Yesterday's mortifying events in Blacksburgh Virginia underscore the importance of finding a way to stop the production and distribution of handguns. Only a few days ago I posted a message recommending xxxx's newly released novel "XXXX" and calling for EVERYONE interested in the subject of violence committed with pistols to read.Did you see? and if you did, did you care?If you did, and you didnt, you are part of the problem.xxxx'snovel is not available from Walmart online. Why? because in the story Nuns terrorize a WalMart gun department and destroy all the handguns present.WalMart refuses to publish it. How is this free speech in action? WalMart will say "We decide what free speech is".Fortunately, none of the other vendors agree. XXXX is not a political tract. It's a delightful novel filled with wonderful characters and at the base of it all is the question: why, when people can have all the rifles they want cause the constitution grants permission, do we need to allow handguns too?Look, don't listen to me. I'm only a schmuck who stumbled on a book far above his head and got kicked in the mind by it. I think the ISBN of XXXX is ISBN-10: ##########. I'm tellin' ya. This is a great read.

Did you notice a few things are missing? I took out the author, title, and ISBN - I don't want anyone, not a single person to buy this book. I even submitted a complaint to the BNBC admins; I'm a pretty tolerant person but this pretty much stretches my limits. The poster is part of a circle of authors with TERRIBLE self-published novels and they all push each others' novels. Promotion is one thing; the unfeeling use of a heinous act of violence with no regard for victims and survivors to sell a completely unrelated novel (which is crap, by the way) is completely ... I don't know. I don't even have a word for it - I need one which encompasses this jerk's callousness, self-aggrandizement, and my sentiment that he be electrocuted by his computer next time he's near it.

I shed many tears yesterday for thousands of people I will never meet and I shed more now in memory of the victims and their families. Nikki Giovanni spoke at the convocation and I close this post with her words:

We are sad today, and we will be sad for quite a while. We are not moving on. We are embracing our mourning. We are Virginia Tech ...
-- Nikki Giovanni, University Distinguished Professor, poet, activist

10 April 2007

Work is just a synonym for HEARTBURN
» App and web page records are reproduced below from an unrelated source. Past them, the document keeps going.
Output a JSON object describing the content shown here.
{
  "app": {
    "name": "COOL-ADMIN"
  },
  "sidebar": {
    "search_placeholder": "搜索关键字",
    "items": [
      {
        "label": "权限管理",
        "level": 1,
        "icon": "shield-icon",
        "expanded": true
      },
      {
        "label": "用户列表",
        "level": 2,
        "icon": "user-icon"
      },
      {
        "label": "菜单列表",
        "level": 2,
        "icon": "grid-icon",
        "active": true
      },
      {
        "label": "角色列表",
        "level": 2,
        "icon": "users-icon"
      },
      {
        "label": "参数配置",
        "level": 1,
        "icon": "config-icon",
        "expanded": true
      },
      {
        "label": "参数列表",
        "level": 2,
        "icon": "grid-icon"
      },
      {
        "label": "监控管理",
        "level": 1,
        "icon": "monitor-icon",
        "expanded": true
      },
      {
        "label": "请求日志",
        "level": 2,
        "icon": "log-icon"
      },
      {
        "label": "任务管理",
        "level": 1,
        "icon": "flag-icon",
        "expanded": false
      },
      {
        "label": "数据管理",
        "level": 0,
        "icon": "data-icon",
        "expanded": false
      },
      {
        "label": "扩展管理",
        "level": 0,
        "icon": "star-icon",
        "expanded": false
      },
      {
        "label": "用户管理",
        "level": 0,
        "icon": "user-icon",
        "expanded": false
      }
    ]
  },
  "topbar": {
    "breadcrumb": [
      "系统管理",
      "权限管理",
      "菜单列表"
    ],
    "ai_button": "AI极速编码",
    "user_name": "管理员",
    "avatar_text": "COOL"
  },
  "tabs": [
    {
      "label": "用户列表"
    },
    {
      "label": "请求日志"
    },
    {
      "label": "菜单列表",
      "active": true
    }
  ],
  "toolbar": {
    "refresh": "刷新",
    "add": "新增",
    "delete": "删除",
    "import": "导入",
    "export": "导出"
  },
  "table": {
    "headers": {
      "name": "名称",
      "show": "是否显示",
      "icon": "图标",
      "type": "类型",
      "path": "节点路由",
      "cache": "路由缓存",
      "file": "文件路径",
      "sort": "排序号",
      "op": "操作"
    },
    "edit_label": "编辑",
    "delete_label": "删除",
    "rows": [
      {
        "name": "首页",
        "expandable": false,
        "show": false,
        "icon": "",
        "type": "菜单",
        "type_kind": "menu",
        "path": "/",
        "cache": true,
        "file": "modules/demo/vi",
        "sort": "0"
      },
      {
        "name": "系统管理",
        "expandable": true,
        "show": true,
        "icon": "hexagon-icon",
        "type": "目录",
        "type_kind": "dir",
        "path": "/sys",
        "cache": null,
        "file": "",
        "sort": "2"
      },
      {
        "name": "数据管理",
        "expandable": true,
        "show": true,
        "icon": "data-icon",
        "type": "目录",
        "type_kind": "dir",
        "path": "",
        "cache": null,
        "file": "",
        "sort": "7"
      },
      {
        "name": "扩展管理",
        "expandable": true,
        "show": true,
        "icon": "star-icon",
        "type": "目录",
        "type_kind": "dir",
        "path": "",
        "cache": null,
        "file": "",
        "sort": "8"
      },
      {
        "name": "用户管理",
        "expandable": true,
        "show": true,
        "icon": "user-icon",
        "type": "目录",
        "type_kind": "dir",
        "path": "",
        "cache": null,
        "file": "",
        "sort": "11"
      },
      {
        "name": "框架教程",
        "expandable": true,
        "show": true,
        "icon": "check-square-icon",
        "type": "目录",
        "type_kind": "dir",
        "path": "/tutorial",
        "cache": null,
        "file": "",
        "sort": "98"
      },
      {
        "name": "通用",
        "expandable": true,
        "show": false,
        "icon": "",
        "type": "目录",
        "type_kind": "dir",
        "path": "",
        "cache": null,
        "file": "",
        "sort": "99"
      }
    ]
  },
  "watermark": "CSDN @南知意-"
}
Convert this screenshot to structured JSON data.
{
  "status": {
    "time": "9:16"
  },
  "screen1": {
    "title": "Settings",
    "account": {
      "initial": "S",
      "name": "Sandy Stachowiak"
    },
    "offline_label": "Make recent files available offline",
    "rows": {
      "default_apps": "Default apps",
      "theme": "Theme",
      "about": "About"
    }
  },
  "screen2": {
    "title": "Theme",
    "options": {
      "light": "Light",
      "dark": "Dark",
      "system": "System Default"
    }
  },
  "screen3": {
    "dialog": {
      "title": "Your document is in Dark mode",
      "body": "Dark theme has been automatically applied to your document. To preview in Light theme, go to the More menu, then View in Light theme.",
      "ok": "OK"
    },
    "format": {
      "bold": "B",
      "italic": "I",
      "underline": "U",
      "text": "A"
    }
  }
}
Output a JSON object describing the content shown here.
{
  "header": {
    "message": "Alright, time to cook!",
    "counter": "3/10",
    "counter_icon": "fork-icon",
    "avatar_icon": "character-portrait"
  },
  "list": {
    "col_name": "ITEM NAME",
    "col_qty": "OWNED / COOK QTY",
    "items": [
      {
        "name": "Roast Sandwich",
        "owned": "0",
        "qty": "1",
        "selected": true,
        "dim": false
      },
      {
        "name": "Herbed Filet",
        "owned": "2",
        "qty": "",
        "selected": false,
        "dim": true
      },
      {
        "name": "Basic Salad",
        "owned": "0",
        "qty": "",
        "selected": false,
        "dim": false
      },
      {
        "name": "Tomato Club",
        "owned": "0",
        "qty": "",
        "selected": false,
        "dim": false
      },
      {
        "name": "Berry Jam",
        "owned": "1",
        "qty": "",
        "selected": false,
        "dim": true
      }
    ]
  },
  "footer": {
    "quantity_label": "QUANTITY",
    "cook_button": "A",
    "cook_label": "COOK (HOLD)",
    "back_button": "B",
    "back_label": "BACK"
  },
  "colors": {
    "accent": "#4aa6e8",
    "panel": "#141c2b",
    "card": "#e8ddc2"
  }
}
Last week I pulled serious overtime on my research job (I quit counting at 50 hours on Thursday) and it pretty much sucked because I was tired, stressed, consumed far too many Tums, and since I'm salaried I don't get overtime pay. Activity #1 was helping the boss get the very large CDC grant finished - if we get this I get a raise, if we don't get this....well, the boss will be difficult to live with for quite some time. Activity #2 involved getting some numbers out of a study one of the ID people started and another RA analyzed - let me just say that it was completely set up wrong and I managed to get something useful out of it by Friday morning. Activity #3 occured Wednesday and Thursday because our clinical monitor from 3M came to close out our clinical trial - she bought us some seriously nice lunch at Atlas downtown to thank us (ps, Connie-the-monitor is very nice to work with, too). Basically, I worked like crazy and didn't do shit for my class last Monday evening - faked an entire evening of Faulkner discussion (bad, bad, bad). And I'm pretty sure that none of the other three RAs that work for the group did anything even remotely stressful. I hate being dependable.

To remedy the overworked attitude, I took yesterday off to read about 200 pages of the class assignment for Monday. Yup. And I finished Bound to Please and Reading Like a Writer. Go me.

Current book-in-progress: Fitzgerald's Tender is the Night (only 100 pages left now) and The Cambridge Companion to Modern American Literature (oy - but good).
Current knitted item: Eyores. I eyeballed my sock yarn, too.